Opioids have been around for thousands of years. Meant to cure ailments and ease the pain but failed because of the addiction it brought with it. Doctors would then try another form a different kind with different ingredients but the same thing happened over and over again; the patient would get addicted to the substance.
Now that we are still trying to come up with new ways to treat pain and ailments in the safest way possible, we are still at risk of getting addicted to any substance we use too much for a long period.
Even though there is and has been a national crisis of opioid abuse in our country, opioids are still prescribed as painkillers such as Codeine, Hydrocodone, Hydromorphone, Methadone, Morphine, and Oxycodone. Some of these are prescribed daily for pain, acute and/or chronic because of the success of treating pain. Many people who are prescribed painkillers abuse them. According to the National Institute on Drug Abuse (NIH):

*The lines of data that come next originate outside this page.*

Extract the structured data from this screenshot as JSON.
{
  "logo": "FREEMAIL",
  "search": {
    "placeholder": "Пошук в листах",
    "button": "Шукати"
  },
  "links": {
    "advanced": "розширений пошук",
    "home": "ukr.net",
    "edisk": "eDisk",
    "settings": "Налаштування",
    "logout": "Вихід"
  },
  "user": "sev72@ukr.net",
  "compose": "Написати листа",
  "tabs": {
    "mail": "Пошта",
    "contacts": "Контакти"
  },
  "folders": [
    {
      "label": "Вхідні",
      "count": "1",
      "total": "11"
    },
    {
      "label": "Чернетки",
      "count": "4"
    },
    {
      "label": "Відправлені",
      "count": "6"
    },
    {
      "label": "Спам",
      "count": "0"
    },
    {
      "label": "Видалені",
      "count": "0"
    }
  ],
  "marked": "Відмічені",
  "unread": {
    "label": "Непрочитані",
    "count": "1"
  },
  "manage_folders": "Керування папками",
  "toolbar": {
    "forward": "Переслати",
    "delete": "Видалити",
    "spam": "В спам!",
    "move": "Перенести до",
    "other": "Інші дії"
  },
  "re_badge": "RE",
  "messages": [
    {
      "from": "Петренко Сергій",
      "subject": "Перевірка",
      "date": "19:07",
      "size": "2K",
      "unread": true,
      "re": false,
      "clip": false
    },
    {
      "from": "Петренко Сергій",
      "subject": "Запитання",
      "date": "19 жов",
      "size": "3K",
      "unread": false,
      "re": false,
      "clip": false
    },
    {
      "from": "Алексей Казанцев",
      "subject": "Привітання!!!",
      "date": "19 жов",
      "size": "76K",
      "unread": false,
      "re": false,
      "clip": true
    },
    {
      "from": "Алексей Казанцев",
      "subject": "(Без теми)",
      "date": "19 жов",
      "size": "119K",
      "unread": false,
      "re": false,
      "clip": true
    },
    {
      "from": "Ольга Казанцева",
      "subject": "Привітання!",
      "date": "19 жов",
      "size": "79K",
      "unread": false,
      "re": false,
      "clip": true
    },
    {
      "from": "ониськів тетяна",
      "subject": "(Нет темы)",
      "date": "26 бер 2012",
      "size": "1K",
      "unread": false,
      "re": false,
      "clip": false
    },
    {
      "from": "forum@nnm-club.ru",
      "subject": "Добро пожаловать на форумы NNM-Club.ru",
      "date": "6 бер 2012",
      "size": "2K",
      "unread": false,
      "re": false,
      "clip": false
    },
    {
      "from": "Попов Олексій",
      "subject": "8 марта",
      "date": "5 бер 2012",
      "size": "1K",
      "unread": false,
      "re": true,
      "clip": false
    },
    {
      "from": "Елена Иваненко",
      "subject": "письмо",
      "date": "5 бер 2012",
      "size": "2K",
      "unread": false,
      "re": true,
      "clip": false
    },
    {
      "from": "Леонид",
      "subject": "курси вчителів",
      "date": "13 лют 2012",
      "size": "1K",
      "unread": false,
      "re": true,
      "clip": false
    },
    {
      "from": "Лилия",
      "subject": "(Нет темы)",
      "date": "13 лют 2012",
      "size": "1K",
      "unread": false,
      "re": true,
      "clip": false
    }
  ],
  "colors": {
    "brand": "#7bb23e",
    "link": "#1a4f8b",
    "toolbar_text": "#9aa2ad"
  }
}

- Roughly 21 to 29 percent of patients prescribed opioids for chronic pain misuse them.
- Between 8 and 12 percent develop an opioid use disorder.
- An estimated 4 to 6 percent who misuse prescription opioids transition to heroin.
- About 80 percent of people who use heroin first misused prescription opioids.
- Opioid overdoses increased 30 percent from July 2016 through September 2017 in 52 areas in 45 states.
The Use of Maintenance Drugs for Methadone Addiction
To try to fight the opioid crisis we have in our country many addicts are put on maintenance drugs to help them be free of addiction and help them recover. Such maintenance drugs include Suboxone, Sublocade, Subutex and many more, but one of the older maintenance drugs that have been around for a while is Methadone.
According to the U.S. Library of Medicine (NIH), methadone is used to relieve severe pain in people who are expected to need pain medication around the clock for a long time and who cannot be treated with other medications. It also is used to prevent withdrawal symptoms in patients who were addicted to opiate-based drugs and are enrolled in treatment programs to stop taking or continue not taking the drugs.
Methadone is in a class of medications called opiate (narcotic) analgesics. Methadone works to treat pain by changing the way the brain and nervous system respond to pain. It works to treat people who were addicted to opiate drugs by producing similar effects and preventing withdrawal symptoms in people who have stopped using these drugs.
Methadone was first invented to treat pain, but just like all the other painkillers, patients started becoming addicted to the drug and it wasn’t later that it was used regularly in the treatment of other opioid addiction called Methadone Maintenance Treatment (MMT).
Methadone comes as a white powder that is usually dissolved in a fruit-flavored drink for the treatment of addiction and taken once a day. If for the treatment of severe pain, it can come as a tablet or oral solution as well.
Being on MMT is strictly controlled and must be approved by the state and federal governments and must treat patients according to specific federal laws. Methadone must be taken under the care of professional staff unless otherwise directed.
There are many pros and cons about methadone. Some pros of being on Methadone Maintenance Treatment have found to be:
- MMT significantly reduces drug injecting;
- because it reduces drug injecting, MMT reduces HIV transmission;
- MMT significantly reduces the death rate associated with opioid dependence;
- MMT reduces criminal activity by opioid users
Withdrawal Symptoms from Methadone
Even though Methadone does not create the usual “high” or euphoric effect that opioid addicts chase, it does have a sedative effect. Just like any drug that you take repeatedly over a long period, you grow a dependence, which turns into an addiction.
And where there is an addiction, there is withdrawal when the addict reduces the amount he/she is used to taking. And just like any other opioid, there are fears of withdrawal and the physical dangers are high. The withdrawal symptoms for methadone are the same as any other opioid including:
- Agitation, restlessness, and anxiety
- Increased tearing or watery eyes
- Runny nose
- Shivering, trembling, or goosebumps
- Muscle aches or joint pain
- Nausea or vomiting
- Abdominal cramps
We at Allure Detox can Help with Methadone Addiction
Methadone is one of the most difficult drugs to detox from due to it being a long-acting opioid. The drug can remain active from anywhere between 8 and 59 hours, which means that withdrawal comes on more slowly and lasts longer. To be successful in staying off methadone, monitored tapering and therapy are recommended. At Allure Detox, we understand the struggles of trying to quit methadone and can help you safely detox off this narcotic.
By placing our patients on a supervised taper schedule, the likelihood of completing the detox process and treatment program is much higher. Our counselor’s first work to help each patient understand that their addiction can be overcome with help and support. Contact our methadone detox specialists around the clock for a confidential assessment.